→ Source data
BEGIN

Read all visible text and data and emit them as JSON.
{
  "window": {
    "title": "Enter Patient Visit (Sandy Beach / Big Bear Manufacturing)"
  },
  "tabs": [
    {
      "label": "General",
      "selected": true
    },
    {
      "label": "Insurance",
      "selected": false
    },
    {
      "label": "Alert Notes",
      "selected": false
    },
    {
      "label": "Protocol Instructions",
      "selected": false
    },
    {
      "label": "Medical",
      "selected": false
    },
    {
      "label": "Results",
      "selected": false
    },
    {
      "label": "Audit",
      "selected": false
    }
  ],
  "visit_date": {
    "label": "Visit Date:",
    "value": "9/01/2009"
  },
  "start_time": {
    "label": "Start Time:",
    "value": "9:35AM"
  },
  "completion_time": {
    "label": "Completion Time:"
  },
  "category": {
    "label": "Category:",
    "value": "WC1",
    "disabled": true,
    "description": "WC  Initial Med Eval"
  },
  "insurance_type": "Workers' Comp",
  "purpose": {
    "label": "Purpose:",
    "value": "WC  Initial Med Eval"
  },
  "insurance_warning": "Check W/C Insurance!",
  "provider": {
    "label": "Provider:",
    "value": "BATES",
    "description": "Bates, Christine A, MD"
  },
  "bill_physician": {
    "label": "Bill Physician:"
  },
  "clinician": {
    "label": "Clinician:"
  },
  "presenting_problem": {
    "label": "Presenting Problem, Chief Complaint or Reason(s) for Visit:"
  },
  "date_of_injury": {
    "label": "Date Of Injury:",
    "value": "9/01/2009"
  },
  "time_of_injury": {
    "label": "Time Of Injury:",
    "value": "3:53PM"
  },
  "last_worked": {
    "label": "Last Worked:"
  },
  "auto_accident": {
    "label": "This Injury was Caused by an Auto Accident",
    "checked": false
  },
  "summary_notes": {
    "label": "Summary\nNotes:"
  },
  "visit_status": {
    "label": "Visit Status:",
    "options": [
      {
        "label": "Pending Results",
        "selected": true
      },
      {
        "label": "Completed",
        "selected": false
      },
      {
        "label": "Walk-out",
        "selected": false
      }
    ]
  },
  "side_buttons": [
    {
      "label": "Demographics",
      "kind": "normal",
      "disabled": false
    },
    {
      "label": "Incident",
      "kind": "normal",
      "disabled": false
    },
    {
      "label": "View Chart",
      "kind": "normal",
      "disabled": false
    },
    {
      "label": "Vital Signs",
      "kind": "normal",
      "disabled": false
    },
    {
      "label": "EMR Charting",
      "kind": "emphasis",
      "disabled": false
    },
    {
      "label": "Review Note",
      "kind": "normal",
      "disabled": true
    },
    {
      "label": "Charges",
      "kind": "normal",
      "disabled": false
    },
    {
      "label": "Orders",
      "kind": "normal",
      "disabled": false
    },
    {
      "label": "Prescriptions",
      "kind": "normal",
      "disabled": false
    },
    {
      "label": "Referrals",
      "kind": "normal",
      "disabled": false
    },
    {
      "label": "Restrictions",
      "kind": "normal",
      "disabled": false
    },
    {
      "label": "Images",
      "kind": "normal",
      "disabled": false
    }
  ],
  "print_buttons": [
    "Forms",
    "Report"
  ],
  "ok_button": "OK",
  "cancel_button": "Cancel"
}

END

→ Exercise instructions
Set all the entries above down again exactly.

→ Written response
Read all visible text and data and emit them as JSON.
{
  "window": {
    "title": "Enter Patient Visit (Sandy Beach / Big Bear Manufacturing)"
  },
  "tabs": [
    {
      "label": "General",
      "selected": true
    },
    {
      "label": "Insurance",
      "selected": false
    },
    {
      "label": "Alert Notes",
      "selected": false
    },
    {
      "label": "Protocol Instructions",
      "selected": false
    },
    {
      "label": "Medical",
      "selected": false
    },
    {
      "label": "Results",
      "selected": false
    },
    {
      "label": "Audit",
      "selected": false
    }
  ],
  "visit_date": {
    "label": "Visit Date:",
    "value": "9/01/2009"
  },
  "start_time": {
    "label": "Start Time:",
    "value": "9:35AM"
  },
  "completion_time": {
    "label": "Completion Time:"
  },
  "category": {
    "label": "Category:",
    "value": "WC1",
    "disabled": true,
    "description": "WC  Initial Med Eval"
  },
  "insurance_type": "Workers' Comp",
  "purpose": {
    "label": "Purpose:",
    "value": "WC  Initial Med Eval"
  },
  "insurance_warning": "Check W/C Insurance!",
  "provider": {
    "label": "Provider:",
    "value": "BATES",
    "description": "Bates, Christine A, MD"
  },
  "bill_physician": {
    "label": "Bill Physician:"
  },
  "clinician": {
    "label": "Clinician:"
  },
  "presenting_problem": {
    "label": "Presenting Problem, Chief Complaint or Reason(s) for Visit:"
  },
  "date_of_injury": {
    "label": "Date Of Injury:",
    "value": "9/01/2009"
  },
  "time_of_injury": {
    "label": "Time Of Injury:",
    "value": "3:53PM"
  },
  "last_worked": {
    "label": "Last Worked:"
  },
  "auto_accident": {
    "label": "This Injury was Caused by an Auto Accident",
    "checked": false
  },
  "summary_notes": {
    "label": "Summary\nNotes:"
  },
  "visit_status": {
    "label": "Visit Status:",
    "options": [
      {
        "label": "Pending Results",
        "selected": true
      },
      {
        "label": "Completed",
        "selected": false
      },
      {
        "label": "Walk-out",
        "selected": false
      }
    ]
  },
  "side_buttons": [
    {
      "label": "Demographics",
      "kind": "normal",
      "disabled": false
    },
    {
      "label": "Incident",
      "kind": "normal",
      "disabled": false
    },
    {
      "label": "View Chart",
      "kind": "normal",
      "disabled": false
    },
    {
      "label": "Vital Signs",
      "kind": "normal",
      "disabled": false
    },
    {
      "label": "EMR Charting",
      "kind": "emphasis",
      "disabled": false
    },
    {
      "label": "Review Note",
      "kind": "normal",
      "disabled": true
    },
    {
      "label": "Charges",
      "kind": "normal",
      "disabled": false
    },
    {
      "label": "Orders",
      "kind": "normal",
      "disabled": false
    },
    {
      "label": "Prescriptions",
      "kind": "normal",
      "disabled": false
    },
    {
      "label": "Referrals",
      "kind": "normal",
      "disabled": false
    },
    {
      "label": "Restrictions",
      "kind": "normal",
      "disabled": false
    },
    {
      "label": "Images",
      "kind": "normal",
      "disabled": false
    }
  ],
  "print_buttons": [
    "Forms",
    "Report"
  ],
  "ok_button": "OK",
  "cancel_button": "Cancel"
}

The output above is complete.